» **To do**: Please keep pictures out of the copy, and print exactly the lines from the one containing "Convert this screenshot" through the end of the records.

--- Records provided Enclosed Below ---

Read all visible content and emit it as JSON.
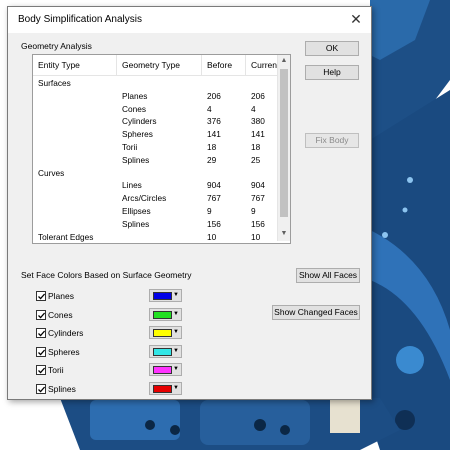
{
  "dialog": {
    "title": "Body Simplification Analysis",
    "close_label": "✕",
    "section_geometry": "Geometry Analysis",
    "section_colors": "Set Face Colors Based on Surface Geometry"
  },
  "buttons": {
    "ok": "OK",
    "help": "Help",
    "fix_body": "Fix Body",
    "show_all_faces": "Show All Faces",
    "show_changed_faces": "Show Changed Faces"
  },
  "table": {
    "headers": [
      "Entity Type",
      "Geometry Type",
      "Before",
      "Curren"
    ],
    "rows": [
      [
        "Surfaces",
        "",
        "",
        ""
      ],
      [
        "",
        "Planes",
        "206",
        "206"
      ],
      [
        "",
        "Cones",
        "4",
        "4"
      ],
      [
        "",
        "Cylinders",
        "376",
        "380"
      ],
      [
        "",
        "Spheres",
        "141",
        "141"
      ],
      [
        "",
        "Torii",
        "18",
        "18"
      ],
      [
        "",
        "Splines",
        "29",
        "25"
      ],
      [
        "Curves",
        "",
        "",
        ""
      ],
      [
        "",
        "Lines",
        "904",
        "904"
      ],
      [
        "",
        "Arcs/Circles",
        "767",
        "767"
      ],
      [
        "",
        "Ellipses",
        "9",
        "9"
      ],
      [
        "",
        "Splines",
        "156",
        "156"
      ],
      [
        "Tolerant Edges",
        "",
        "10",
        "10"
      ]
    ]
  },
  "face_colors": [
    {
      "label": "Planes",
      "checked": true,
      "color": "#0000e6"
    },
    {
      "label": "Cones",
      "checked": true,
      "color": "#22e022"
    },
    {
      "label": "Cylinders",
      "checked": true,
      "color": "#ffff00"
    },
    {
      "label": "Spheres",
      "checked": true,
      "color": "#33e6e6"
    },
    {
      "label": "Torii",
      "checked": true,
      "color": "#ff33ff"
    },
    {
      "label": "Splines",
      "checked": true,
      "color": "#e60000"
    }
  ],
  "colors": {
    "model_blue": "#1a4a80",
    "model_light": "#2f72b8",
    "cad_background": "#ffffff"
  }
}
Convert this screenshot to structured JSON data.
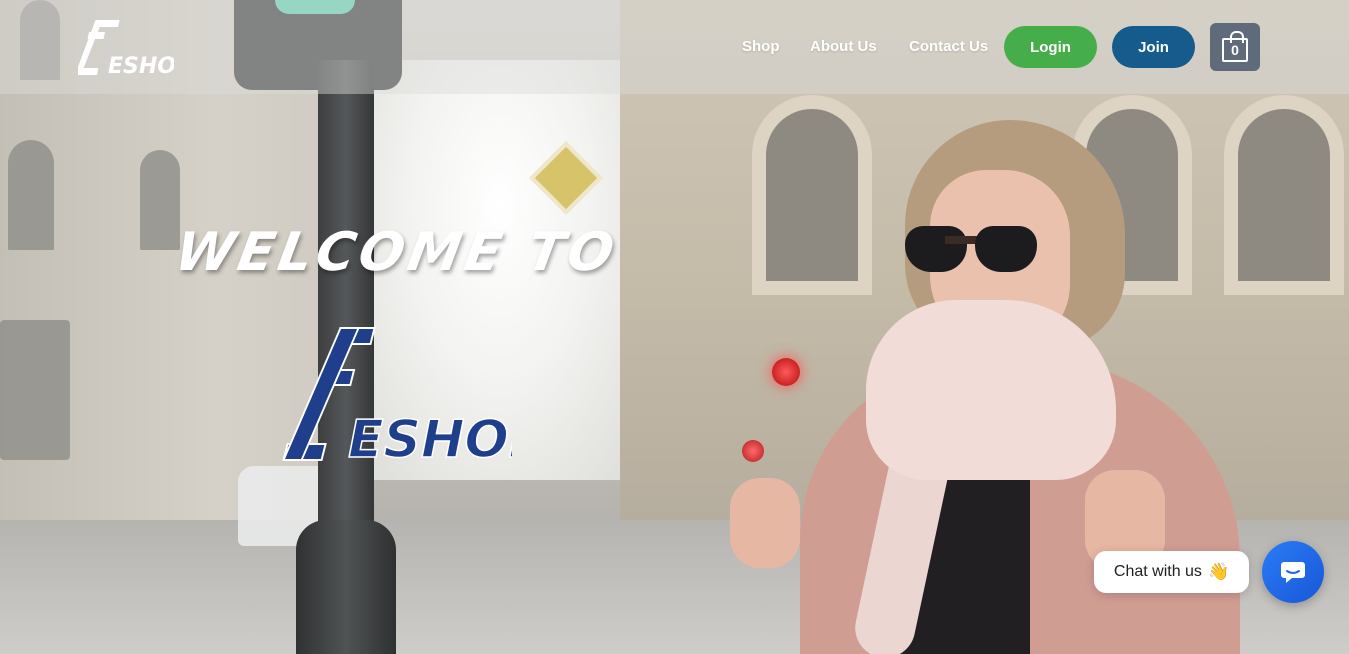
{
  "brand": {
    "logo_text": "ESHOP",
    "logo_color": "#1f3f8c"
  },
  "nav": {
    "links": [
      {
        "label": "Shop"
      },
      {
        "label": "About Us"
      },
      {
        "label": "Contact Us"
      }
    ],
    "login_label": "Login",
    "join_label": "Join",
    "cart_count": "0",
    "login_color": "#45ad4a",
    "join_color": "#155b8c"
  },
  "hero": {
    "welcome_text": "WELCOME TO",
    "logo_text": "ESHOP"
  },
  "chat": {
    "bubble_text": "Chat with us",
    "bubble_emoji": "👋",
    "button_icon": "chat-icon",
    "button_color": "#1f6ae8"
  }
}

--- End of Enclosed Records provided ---

» **Exercise result**:
Convert this screenshot to structured JSON data.
{
  "brand": {
    "logo_text": "ESHOP",
    "logo_color": "#1f3f8c"
  },
  "nav": {
    "links": [
      {
        "label": "Shop"
      },
      {
        "label": "About Us"
      },
      {
        "label": "Contact Us"
      }
    ],
    "login_label": "Login",
    "join_label": "Join",
    "cart_count": "0",
    "login_color": "#45ad4a",
    "join_color": "#155b8c"
  },
  "hero": {
    "welcome_text": "WELCOME TO",
    "logo_text": "ESHOP"
  },
  "chat": {
    "bubble_text": "Chat with us",
    "bubble_emoji": "👋",
    "button_icon": "chat-icon",
    "button_color": "#1f6ae8"
  }
}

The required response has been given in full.